Requirement >> Read the records below and copy each line that contains "accent".

== Given data ==

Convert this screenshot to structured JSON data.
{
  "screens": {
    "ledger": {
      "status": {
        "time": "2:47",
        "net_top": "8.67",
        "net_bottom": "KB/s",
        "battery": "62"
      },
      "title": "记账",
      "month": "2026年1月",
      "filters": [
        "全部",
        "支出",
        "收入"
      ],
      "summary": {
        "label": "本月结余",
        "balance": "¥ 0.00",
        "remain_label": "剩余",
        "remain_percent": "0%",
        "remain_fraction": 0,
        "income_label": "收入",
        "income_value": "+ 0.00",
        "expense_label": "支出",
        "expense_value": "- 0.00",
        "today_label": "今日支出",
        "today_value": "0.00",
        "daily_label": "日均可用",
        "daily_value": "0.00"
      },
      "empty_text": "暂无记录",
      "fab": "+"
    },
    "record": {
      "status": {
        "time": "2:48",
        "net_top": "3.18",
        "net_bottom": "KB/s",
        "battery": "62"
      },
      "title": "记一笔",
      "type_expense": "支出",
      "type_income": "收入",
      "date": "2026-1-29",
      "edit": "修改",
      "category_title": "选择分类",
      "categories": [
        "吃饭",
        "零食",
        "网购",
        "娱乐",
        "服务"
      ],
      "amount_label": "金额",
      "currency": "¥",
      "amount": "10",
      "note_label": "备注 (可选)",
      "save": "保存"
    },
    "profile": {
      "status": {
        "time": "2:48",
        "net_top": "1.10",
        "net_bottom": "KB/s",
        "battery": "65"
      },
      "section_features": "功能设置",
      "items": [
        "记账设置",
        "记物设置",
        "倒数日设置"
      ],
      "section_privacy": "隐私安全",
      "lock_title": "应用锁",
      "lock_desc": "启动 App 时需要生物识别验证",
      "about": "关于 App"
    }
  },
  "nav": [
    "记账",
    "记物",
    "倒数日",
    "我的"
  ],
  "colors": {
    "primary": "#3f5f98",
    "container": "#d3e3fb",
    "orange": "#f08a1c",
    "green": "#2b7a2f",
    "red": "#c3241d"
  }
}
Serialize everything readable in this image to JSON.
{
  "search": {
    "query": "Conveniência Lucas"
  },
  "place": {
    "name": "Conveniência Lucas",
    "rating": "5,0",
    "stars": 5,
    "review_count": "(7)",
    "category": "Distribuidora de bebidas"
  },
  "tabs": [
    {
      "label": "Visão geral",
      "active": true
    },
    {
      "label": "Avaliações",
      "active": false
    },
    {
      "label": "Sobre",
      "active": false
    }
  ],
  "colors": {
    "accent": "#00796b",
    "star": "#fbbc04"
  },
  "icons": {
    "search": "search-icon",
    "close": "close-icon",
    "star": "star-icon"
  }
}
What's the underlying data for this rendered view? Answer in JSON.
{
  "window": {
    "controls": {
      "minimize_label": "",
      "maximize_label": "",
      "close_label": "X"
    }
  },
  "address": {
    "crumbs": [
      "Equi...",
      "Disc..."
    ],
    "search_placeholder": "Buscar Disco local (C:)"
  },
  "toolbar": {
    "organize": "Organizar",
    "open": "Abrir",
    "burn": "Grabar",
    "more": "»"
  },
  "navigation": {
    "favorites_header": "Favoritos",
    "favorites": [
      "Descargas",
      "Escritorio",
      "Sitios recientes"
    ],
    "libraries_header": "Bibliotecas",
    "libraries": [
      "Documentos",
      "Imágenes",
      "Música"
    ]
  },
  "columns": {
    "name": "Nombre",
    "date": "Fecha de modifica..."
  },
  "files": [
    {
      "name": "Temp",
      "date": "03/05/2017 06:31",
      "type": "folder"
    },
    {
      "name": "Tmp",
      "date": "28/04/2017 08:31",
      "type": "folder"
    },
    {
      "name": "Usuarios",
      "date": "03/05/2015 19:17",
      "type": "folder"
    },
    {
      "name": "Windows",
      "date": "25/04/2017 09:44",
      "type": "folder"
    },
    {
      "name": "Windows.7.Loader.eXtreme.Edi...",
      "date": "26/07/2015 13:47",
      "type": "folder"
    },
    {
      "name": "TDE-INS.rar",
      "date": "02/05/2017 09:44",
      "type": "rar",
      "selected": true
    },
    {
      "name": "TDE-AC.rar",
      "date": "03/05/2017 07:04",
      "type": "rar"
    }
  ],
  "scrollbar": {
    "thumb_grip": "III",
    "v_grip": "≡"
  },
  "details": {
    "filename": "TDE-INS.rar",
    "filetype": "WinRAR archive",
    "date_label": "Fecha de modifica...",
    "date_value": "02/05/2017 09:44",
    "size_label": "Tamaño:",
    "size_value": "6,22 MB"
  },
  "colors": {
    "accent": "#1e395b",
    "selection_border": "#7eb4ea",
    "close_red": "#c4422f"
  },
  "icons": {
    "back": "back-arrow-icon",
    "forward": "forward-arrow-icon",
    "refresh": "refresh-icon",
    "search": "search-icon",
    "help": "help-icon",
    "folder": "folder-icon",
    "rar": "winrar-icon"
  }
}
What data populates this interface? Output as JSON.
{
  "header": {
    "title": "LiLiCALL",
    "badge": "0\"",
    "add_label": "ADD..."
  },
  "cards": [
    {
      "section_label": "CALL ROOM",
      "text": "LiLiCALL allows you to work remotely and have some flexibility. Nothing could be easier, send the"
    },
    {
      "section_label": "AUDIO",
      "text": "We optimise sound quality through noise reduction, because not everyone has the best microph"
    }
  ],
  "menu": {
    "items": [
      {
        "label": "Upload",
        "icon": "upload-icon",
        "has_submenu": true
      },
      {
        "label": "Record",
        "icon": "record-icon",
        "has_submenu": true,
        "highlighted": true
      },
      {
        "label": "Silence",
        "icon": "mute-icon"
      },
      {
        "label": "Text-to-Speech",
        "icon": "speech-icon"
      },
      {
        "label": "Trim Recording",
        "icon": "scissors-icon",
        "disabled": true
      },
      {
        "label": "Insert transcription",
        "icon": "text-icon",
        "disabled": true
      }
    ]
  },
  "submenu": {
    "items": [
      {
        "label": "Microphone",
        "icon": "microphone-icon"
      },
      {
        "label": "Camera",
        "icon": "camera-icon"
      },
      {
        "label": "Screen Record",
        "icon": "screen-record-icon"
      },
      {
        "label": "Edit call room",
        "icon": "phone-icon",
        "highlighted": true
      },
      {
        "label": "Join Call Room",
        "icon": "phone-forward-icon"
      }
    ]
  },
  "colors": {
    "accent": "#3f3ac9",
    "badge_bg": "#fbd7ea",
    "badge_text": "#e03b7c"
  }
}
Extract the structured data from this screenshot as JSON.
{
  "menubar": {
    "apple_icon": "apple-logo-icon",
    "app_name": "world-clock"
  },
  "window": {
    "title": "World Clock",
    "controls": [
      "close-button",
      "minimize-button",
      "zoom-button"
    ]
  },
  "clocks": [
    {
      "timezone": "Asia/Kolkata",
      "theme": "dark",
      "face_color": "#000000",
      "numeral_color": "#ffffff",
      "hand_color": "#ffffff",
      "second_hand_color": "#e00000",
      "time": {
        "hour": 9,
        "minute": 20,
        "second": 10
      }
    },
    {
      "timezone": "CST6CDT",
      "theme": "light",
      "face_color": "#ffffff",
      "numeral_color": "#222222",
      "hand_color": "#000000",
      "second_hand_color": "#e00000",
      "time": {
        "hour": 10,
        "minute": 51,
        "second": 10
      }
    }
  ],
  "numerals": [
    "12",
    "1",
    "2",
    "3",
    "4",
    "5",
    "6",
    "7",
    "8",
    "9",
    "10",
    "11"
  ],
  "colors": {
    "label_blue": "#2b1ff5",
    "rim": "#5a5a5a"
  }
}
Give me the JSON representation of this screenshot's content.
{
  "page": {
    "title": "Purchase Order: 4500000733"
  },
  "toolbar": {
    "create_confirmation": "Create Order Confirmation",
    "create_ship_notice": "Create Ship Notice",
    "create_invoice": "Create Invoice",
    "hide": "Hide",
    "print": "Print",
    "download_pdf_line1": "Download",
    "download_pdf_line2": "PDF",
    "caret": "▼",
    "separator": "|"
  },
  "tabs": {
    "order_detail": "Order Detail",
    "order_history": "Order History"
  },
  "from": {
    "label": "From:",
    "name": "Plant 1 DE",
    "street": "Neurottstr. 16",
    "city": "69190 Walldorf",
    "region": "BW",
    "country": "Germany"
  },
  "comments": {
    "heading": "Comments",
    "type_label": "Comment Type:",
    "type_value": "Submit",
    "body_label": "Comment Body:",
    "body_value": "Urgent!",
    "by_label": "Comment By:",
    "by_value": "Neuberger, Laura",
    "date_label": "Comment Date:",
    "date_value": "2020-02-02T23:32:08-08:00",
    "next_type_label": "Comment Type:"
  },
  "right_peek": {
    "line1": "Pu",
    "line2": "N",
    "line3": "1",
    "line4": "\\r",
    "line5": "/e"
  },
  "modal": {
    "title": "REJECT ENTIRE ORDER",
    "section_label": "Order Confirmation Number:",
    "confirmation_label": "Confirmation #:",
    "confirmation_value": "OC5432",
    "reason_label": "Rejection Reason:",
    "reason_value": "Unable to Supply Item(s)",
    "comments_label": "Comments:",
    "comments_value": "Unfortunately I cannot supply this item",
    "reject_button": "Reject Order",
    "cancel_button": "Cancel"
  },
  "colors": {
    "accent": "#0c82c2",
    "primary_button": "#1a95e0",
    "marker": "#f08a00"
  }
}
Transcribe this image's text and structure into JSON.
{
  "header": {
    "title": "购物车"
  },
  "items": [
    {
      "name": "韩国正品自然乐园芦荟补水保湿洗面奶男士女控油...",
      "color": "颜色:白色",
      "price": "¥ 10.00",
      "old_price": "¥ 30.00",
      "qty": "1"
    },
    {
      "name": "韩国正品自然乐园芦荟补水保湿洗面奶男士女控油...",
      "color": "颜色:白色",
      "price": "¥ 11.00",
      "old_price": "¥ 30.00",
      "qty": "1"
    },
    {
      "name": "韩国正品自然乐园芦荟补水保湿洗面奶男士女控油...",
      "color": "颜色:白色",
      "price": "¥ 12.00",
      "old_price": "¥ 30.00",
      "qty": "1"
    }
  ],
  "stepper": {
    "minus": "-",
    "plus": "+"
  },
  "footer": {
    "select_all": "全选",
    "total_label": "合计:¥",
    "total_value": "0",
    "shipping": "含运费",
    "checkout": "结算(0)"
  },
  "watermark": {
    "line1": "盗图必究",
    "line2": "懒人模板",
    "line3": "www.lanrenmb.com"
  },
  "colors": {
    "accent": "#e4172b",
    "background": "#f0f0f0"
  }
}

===

Solved problem >>
    "accent": "#00796b",
    "accent": "#1e395b",
    "accent": "#3f3ac9",
    "accent": "#0c82c2",
    "accent": "#e4172b",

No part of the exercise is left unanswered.